The full-reclaim floor design can be configured for a work car track system, overhead monorail or bridge crane system, or a combination of both. The blast room configuration will vary based on your plant layout and the material handling method for the workpiece.
A "flow-thru" room configuration is designed for work to enter one end of the room and exit the room on the opposite end. This configuration is typically used for an "in-line" production flow of the workpieces. A "flow-thru" design requires more floor space in your facility, in that you typically allow for an in-bound and out-bound staging area prior to the next production phase, such as paint.
An "in–out" room configuration is designed for work to both enter and exit the same end of the blast room. This configuration is typically used because of space or production flow considerations. The blast room and paint booth are usually side-by-side. This configuration allows for both rooms to be presented the workpiece from a variety of sources and directions, while minimizing factory floor space requirements.
The amount of abrasive blasting that is done in an eight-hour period and the number of blasters required for that production level is another factor that dictates a blast room design. For example, if you are currently operating with four blasters in an outdoor sandblasting operation, you will require a blast room with enough room, abrasive capacity, and reclaim equipment to accommodate this production level.
The reclaim systems and room designs will vary in size and capacity based on production levels.
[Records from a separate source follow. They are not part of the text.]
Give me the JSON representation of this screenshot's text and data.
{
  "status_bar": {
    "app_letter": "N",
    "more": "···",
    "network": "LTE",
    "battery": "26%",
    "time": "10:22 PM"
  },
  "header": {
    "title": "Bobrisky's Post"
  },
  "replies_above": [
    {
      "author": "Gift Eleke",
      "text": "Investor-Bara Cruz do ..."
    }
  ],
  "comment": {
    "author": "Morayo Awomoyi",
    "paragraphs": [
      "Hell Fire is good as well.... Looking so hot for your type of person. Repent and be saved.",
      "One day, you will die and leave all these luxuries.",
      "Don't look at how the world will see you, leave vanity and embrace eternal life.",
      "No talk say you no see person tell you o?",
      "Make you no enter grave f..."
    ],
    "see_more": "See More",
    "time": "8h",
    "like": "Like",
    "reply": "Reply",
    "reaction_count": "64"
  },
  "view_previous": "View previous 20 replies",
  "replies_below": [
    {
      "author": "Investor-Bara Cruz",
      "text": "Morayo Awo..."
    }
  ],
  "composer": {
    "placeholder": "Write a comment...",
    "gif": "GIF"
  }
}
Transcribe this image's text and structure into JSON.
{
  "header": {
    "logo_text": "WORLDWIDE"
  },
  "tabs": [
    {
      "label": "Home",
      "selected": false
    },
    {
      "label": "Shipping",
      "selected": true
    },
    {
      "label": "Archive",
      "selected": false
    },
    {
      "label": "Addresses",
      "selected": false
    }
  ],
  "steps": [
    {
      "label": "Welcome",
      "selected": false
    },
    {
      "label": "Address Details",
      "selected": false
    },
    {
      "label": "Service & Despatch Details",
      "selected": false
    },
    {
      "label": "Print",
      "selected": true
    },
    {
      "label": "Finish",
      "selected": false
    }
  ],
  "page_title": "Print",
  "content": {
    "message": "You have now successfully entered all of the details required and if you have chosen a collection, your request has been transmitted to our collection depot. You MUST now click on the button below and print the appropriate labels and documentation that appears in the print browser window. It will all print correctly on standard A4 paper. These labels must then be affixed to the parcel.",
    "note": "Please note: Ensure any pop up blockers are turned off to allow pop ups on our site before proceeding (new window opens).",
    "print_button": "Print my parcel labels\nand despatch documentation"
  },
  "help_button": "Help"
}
Eric. G. Thomas has been involved in the abrasive air blast industry since 1987 and oversaw the installation of over 1,500 air blast facilities.